-- Work instructions --
Repeat every record exactly, but omit the images.

#### Records to process

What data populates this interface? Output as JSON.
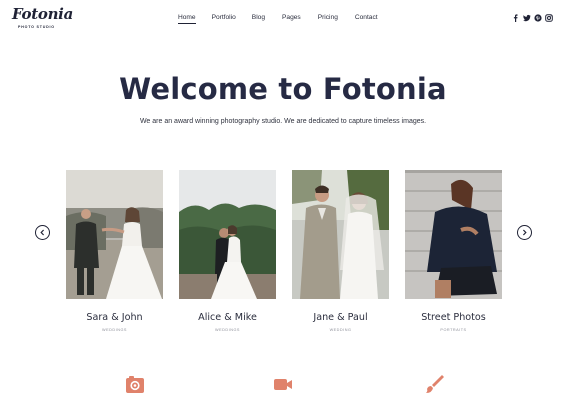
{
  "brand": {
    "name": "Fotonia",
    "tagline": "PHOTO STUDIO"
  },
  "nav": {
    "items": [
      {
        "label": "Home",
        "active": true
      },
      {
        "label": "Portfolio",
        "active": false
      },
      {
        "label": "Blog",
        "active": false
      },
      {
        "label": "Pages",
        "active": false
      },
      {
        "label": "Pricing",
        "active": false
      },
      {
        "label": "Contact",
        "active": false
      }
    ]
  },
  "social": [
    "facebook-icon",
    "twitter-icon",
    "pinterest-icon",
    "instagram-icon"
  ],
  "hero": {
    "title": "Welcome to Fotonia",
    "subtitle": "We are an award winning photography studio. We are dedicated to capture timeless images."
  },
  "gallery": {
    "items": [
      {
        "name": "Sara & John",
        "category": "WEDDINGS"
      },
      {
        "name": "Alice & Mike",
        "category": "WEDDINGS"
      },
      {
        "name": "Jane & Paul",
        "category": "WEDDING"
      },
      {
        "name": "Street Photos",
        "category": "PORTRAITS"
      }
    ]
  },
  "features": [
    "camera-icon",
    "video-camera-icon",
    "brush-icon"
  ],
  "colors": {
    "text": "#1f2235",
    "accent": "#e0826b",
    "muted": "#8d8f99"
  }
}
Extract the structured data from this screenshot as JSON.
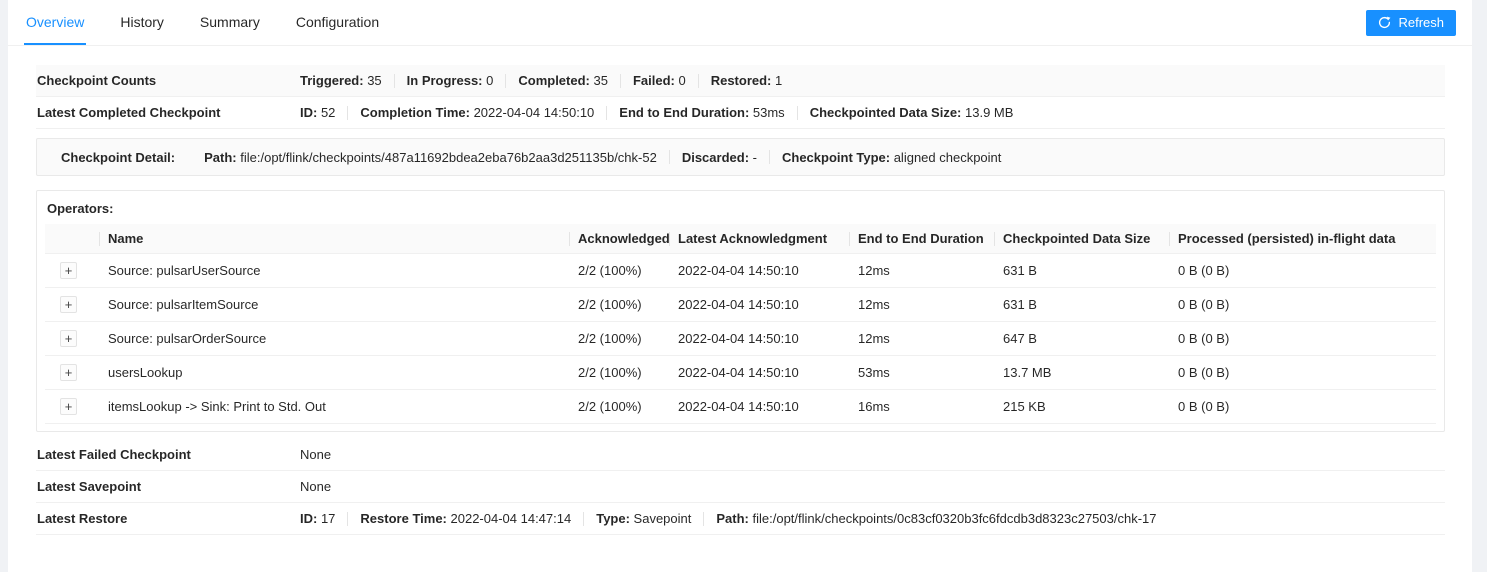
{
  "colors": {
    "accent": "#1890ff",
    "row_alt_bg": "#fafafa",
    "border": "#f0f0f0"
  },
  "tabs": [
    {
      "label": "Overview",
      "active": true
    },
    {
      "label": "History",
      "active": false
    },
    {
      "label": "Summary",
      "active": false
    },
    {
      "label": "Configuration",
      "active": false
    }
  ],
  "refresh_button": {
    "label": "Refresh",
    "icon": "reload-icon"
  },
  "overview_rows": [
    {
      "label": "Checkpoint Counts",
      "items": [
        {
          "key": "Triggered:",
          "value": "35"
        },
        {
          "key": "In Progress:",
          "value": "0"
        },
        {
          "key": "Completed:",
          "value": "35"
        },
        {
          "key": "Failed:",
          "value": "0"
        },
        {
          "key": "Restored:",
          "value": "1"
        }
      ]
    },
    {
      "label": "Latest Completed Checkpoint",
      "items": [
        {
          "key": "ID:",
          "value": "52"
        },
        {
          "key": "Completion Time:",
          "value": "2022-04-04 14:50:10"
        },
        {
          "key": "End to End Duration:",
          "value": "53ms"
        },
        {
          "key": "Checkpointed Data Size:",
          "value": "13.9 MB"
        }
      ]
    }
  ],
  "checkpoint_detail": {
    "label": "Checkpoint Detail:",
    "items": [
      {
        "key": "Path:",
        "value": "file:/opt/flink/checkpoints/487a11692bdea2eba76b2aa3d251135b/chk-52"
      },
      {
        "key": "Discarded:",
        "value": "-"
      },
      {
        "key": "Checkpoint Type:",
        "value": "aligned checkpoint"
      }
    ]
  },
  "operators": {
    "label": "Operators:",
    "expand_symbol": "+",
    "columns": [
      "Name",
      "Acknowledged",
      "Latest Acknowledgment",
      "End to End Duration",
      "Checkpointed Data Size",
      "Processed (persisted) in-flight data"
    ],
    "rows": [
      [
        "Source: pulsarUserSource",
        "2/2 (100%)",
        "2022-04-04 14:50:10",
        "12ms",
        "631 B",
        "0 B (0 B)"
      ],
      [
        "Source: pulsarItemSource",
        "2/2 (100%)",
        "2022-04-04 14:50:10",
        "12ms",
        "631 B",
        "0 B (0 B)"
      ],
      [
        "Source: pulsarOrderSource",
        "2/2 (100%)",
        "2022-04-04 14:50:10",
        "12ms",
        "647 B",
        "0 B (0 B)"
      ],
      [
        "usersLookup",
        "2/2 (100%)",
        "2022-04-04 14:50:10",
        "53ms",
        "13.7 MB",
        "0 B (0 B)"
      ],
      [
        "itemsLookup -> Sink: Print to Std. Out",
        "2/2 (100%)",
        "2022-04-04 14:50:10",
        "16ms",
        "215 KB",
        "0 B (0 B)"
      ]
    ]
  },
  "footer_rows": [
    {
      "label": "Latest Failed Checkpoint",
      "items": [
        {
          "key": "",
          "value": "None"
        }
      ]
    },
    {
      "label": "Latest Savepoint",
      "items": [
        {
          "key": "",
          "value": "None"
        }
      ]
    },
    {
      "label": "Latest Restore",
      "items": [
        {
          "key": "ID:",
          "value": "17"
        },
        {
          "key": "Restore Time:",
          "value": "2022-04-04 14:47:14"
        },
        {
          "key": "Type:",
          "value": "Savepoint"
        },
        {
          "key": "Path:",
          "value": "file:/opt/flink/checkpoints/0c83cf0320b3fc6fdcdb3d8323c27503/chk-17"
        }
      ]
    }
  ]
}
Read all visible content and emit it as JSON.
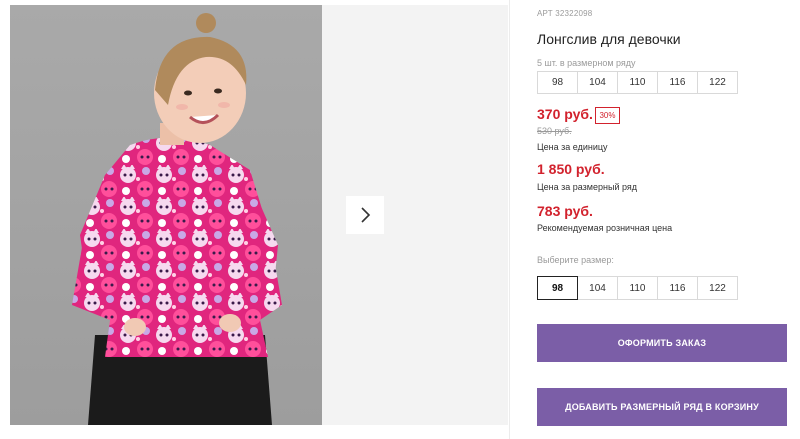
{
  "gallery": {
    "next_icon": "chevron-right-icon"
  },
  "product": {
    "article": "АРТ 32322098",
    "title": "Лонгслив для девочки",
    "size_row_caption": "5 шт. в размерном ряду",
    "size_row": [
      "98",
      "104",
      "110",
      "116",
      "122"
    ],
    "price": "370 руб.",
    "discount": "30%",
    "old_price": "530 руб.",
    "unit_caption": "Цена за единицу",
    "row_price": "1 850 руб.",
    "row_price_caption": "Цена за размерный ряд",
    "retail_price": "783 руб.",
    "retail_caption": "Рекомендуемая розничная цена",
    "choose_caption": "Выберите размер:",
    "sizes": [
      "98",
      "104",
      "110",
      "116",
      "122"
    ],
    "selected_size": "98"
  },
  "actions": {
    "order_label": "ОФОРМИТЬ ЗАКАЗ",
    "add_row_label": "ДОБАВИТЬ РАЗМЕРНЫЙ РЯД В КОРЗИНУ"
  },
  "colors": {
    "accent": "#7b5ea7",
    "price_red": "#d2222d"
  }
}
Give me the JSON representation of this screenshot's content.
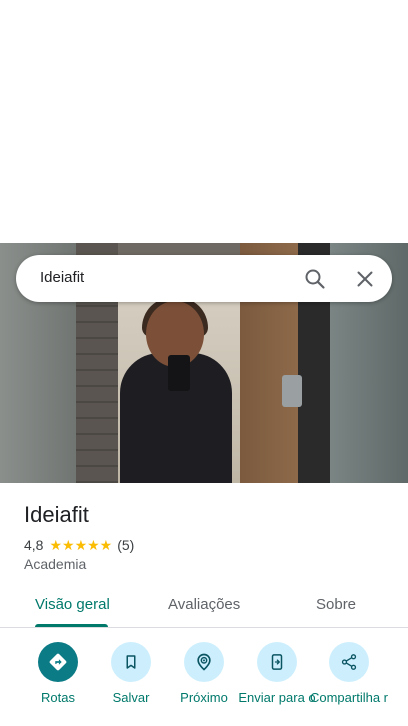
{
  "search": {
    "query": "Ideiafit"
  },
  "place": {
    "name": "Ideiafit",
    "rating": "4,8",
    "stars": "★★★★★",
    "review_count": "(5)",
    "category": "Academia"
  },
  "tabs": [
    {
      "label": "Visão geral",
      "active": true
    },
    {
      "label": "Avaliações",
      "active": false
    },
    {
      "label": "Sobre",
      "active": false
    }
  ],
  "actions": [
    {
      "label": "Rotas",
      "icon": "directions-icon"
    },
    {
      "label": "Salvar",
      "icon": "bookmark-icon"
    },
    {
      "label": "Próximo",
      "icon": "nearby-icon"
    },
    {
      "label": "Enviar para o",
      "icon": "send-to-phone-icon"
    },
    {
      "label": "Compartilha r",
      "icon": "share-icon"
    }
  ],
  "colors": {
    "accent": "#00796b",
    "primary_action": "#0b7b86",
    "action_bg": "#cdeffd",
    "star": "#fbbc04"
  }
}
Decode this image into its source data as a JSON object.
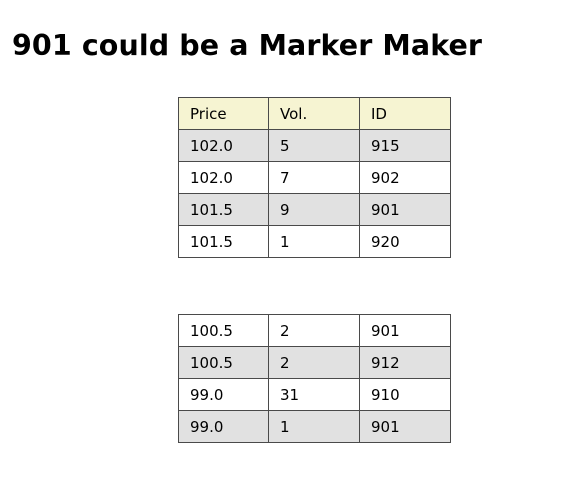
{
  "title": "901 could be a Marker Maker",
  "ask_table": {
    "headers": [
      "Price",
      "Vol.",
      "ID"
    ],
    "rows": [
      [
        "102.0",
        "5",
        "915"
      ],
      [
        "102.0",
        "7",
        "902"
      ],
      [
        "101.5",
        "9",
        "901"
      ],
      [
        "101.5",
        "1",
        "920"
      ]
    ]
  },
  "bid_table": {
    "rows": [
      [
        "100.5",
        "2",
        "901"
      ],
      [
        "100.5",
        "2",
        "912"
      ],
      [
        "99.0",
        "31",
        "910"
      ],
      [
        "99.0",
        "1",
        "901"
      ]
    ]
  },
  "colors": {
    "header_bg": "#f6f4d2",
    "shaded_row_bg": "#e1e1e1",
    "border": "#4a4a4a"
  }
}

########

-- Response area --
What data populates this interface? Output as JSON.
{
  "brand": {
    "name": "Fotonia",
    "tagline": "PHOTO STUDIO"
  },
  "nav": {
    "items": [
      {
        "label": "Home",
        "active": true
      },
      {
        "label": "Portfolio",
        "active": false
      },
      {
        "label": "Blog",
        "active": false
      },
      {
        "label": "Pages",
        "active": false
      },
      {
        "label": "Pricing",
        "active": false
      },
      {
        "label": "Contact",
        "active": false
      }
    ]
  },
  "social": [
    "facebook-icon",
    "twitter-icon",
    "pinterest-icon",
    "instagram-icon"
  ],
  "hero": {
    "title": "Welcome to Fotonia",
    "subtitle": "We are an award winning photography studio. We are dedicated to capture timeless images."
  },
  "gallery": {
    "items": [
      {
        "name": "Sara & John",
        "category": "WEDDINGS"
      },
      {
        "name": "Alice & Mike",
        "category": "WEDDINGS"
      },
      {
        "name": "Jane & Paul",
        "category": "WEDDING"
      },
      {
        "name": "Street Photos",
        "category": "PORTRAITS"
      }
    ]
  },
  "features": [
    "camera-icon",
    "video-camera-icon",
    "brush-icon"
  ],
  "colors": {
    "text": "#1f2235",
    "accent": "#e0826b",
    "muted": "#8d8f99"
  }
}
Extract the structured data from this screenshot as JSON.
{
  "colors": {
    "accent": "#1890ff",
    "row_alt_bg": "#fafafa",
    "border": "#f0f0f0"
  },
  "tabs": [
    {
      "label": "Overview",
      "active": true
    },
    {
      "label": "History",
      "active": false
    },
    {
      "label": "Summary",
      "active": false
    },
    {
      "label": "Configuration",
      "active": false
    }
  ],
  "refresh_button": {
    "label": "Refresh",
    "icon": "reload-icon"
  },
  "overview_rows": [
    {
      "label": "Checkpoint Counts",
      "items": [
        {
          "key": "Triggered:",
          "value": "35"
        },
        {
          "key": "In Progress:",
          "value": "0"
        },
        {
          "key": "Completed:",
          "value": "35"
        },
        {
          "key": "Failed:",
          "value": "0"
        },
        {
          "key": "Restored:",
          "value": "1"
        }
      ]
    },
    {
      "label": "Latest Completed Checkpoint",
      "items": [
        {
          "key": "ID:",
          "value": "52"
        },
        {
          "key": "Completion Time:",
          "value": "2022-04-04 14:50:10"
        },
        {
          "key": "End to End Duration:",
          "value": "53ms"
        },
        {
          "key": "Checkpointed Data Size:",
          "value": "13.9 MB"
        }
      ]
    }
  ],
  "checkpoint_detail": {
    "label": "Checkpoint Detail:",
    "items": [
      {
        "key": "Path:",
        "value": "file:/opt/flink/checkpoints/487a11692bdea2eba76b2aa3d251135b/chk-52"
      },
      {
        "key": "Discarded:",
        "value": "-"
      },
      {
        "key": "Checkpoint Type:",
        "value": "aligned checkpoint"
      }
    ]
  },
  "operators": {
    "label": "Operators:",
    "expand_symbol": "+",
    "columns": [
      "Name",
      "Acknowledged",
      "Latest Acknowledgment",
      "End to End Duration",
      "Checkpointed Data Size",
      "Processed (persisted) in-flight data"
    ],
    "rows": [
      [
        "Source: pulsarUserSource",
        "2/2 (100%)",
        "2022-04-04 14:50:10",
        "12ms",
        "631 B",
        "0 B (0 B)"
      ],
      [
        "Source: pulsarItemSource",
        "2/2 (100%)",
        "2022-04-04 14:50:10",
        "12ms",
        "631 B",
        "0 B (0 B)"
      ],
      [
        "Source: pulsarOrderSource",
        "2/2 (100%)",
        "2022-04-04 14:50:10",
        "12ms",
        "647 B",
        "0 B (0 B)"
      ],
      [
        "usersLookup",
        "2/2 (100%)",
        "2022-04-04 14:50:10",
        "53ms",
        "13.7 MB",
        "0 B (0 B)"
      ],
      [
        "itemsLookup -> Sink: Print to Std. Out",
        "2/2 (100%)",
        "2022-04-04 14:50:10",
        "16ms",
        "215 KB",
        "0 B (0 B)"
      ]
    ]
  },
  "footer_rows": [
    {
      "label": "Latest Failed Checkpoint",
      "items": [
        {
          "key": "",
          "value": "None"
        }
      ]
    },
    {
      "label": "Latest Savepoint",
      "items": [
        {
          "key": "",
          "value": "None"
        }
      ]
    },
    {
      "label": "Latest Restore",
      "items": [
        {
          "key": "ID:",
          "value": "17"
        },
        {
          "key": "Restore Time:",
          "value": "2022-04-04 14:47:14"
        },
        {
          "key": "Type:",
          "value": "Savepoint"
        },
        {
          "key": "Path:",
          "value": "file:/opt/flink/checkpoints/0c83cf0320b3fc6fdcdb3d8323c27503/chk-17"
        }
      ]
    }
  ]
}
Read all visible content and emit it as JSON.
{
  "gallery": {
    "next_icon": "chevron-right-icon"
  },
  "product": {
    "article": "АРТ 32322098",
    "title": "Лонгслив для девочки",
    "size_row_caption": "5 шт. в размерном ряду",
    "size_row": [
      "98",
      "104",
      "110",
      "116",
      "122"
    ],
    "price": "370 руб.",
    "discount": "30%",
    "old_price": "530 руб.",
    "unit_caption": "Цена за единицу",
    "row_price": "1 850 руб.",
    "row_price_caption": "Цена за размерный ряд",
    "retail_price": "783 руб.",
    "retail_caption": "Рекомендуемая розничная цена",
    "choose_caption": "Выберите размер:",
    "sizes": [
      "98",
      "104",
      "110",
      "116",
      "122"
    ],
    "selected_size": "98"
  },
  "actions": {
    "order_label": "ОФОРМИТЬ ЗАКАЗ",
    "add_row_label": "ДОБАВИТЬ РАЗМЕРНЫЙ РЯД В КОРЗИНУ"
  },
  "colors": {
    "accent": "#7b5ea7",
    "price_red": "#d2222d"
  }
}
Give me the JSON representation of this screenshot's content.
{
  "search": {
    "query": "Ideiafit"
  },
  "place": {
    "name": "Ideiafit",
    "rating": "4,8",
    "stars": "★★★★★",
    "review_count": "(5)",
    "category": "Academia"
  },
  "tabs": [
    {
      "label": "Visão geral",
      "active": true
    },
    {
      "label": "Avaliações",
      "active": false
    },
    {
      "label": "Sobre",
      "active": false
    }
  ],
  "actions": [
    {
      "label": "Rotas",
      "icon": "directions-icon"
    },
    {
      "label": "Salvar",
      "icon": "bookmark-icon"
    },
    {
      "label": "Próximo",
      "icon": "nearby-icon"
    },
    {
      "label": "Enviar para o",
      "icon": "send-to-phone-icon"
    },
    {
      "label": "Compartilha r",
      "icon": "share-icon"
    }
  ],
  "colors": {
    "accent": "#00796b",
    "primary_action": "#0b7b86",
    "action_bg": "#cdeffd",
    "star": "#fbbc04"
  }
}
Decode this image into its source data as a JSON object.
{
  "title": "901 could be a Marker Maker",
  "ask_table": {
    "headers": [
      "Price",
      "Vol.",
      "ID"
    ],
    "rows": [
      [
        "102.0",
        "5",
        "915"
      ],
      [
        "102.0",
        "7",
        "902"
      ],
      [
        "101.5",
        "9",
        "901"
      ],
      [
        "101.5",
        "1",
        "920"
      ]
    ]
  },
  "bid_table": {
    "rows": [
      [
        "100.5",
        "2",
        "901"
      ],
      [
        "100.5",
        "2",
        "912"
      ],
      [
        "99.0",
        "31",
        "910"
      ],
      [
        "99.0",
        "1",
        "901"
      ]
    ]
  },
  "colors": {
    "header_bg": "#f6f4d2",
    "shaded_row_bg": "#e1e1e1",
    "border": "#4a4a4a"
  }
}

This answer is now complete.